Exercise requirements: Scan the data below and work out how many of its lines contain the word "Manager". Give only that number.

Dataset content:

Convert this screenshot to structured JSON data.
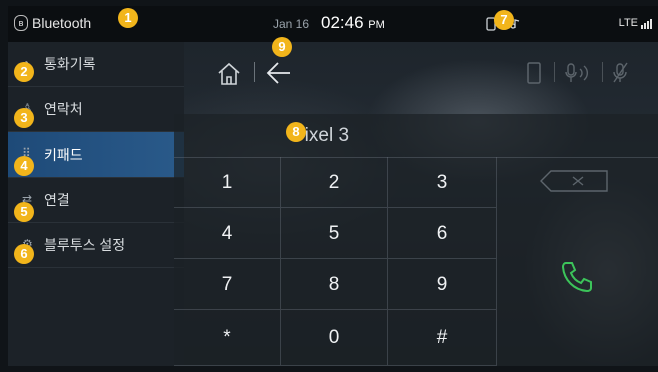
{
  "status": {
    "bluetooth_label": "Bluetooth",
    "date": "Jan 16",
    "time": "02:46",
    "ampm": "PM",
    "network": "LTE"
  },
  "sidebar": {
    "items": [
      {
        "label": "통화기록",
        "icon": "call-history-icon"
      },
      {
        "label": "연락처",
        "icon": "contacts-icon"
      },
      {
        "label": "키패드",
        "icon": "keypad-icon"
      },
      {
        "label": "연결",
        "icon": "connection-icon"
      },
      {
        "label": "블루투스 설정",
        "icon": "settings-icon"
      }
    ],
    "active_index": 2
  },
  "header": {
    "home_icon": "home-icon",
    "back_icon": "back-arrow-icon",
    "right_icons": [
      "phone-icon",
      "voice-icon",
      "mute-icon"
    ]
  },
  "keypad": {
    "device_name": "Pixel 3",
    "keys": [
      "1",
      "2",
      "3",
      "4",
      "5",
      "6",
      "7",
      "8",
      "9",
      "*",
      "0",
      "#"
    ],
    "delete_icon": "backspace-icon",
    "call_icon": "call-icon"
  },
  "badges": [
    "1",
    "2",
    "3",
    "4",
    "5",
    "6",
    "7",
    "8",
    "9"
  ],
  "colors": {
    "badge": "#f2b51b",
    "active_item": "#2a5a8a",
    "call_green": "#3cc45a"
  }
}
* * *
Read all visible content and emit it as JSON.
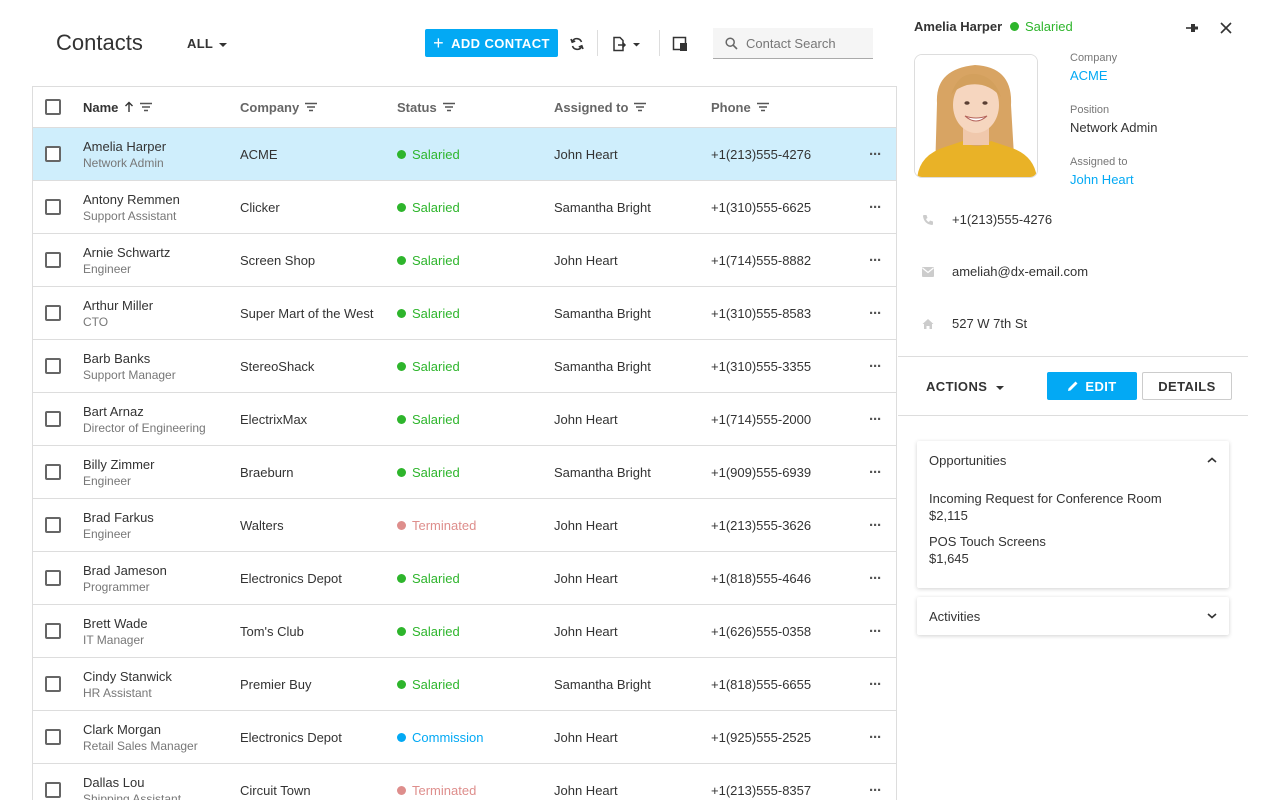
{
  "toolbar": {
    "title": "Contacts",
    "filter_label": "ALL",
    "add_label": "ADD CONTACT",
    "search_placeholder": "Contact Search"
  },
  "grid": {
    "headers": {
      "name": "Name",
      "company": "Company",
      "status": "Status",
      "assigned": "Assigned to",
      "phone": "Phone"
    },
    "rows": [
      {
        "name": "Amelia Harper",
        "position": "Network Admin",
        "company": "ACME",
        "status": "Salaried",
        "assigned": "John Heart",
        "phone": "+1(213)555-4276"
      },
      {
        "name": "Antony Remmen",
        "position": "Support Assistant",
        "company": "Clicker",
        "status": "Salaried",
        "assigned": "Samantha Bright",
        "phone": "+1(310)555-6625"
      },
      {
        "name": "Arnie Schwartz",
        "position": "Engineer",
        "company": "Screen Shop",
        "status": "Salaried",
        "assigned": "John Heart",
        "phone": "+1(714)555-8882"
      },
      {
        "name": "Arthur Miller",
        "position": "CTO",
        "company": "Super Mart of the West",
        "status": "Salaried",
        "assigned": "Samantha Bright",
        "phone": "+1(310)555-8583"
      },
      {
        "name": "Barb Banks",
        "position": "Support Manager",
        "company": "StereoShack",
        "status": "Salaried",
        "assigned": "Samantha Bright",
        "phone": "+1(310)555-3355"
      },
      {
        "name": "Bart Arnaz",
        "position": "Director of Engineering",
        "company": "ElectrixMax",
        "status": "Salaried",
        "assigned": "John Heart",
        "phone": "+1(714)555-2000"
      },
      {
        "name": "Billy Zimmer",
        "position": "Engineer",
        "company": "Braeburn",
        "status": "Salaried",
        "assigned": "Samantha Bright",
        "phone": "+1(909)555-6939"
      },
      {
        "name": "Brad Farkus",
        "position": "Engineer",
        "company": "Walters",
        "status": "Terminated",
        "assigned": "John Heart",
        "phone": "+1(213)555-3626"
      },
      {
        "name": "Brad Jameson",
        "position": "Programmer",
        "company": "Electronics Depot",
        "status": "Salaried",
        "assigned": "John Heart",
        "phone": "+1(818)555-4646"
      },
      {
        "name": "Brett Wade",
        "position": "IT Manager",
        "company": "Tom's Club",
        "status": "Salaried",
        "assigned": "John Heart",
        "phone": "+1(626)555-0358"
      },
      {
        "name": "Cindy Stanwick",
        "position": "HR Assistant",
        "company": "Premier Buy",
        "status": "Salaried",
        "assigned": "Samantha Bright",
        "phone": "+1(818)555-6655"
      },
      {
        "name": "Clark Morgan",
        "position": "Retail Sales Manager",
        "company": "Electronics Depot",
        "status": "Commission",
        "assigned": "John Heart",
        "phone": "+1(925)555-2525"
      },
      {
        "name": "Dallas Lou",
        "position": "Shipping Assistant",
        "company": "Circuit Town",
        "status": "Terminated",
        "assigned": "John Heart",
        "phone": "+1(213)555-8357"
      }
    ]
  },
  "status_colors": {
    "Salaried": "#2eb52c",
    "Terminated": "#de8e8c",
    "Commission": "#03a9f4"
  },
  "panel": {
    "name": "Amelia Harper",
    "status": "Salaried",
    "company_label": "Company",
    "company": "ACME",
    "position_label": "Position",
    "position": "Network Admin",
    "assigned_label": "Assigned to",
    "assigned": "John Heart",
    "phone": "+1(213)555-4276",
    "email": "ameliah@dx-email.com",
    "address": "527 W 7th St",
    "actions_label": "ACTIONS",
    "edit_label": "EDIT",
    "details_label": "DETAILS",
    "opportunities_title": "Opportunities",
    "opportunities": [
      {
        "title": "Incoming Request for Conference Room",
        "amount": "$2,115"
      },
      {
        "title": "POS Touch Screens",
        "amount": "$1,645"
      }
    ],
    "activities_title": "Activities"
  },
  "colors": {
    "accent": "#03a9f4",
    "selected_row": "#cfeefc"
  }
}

Solution to the problem: 3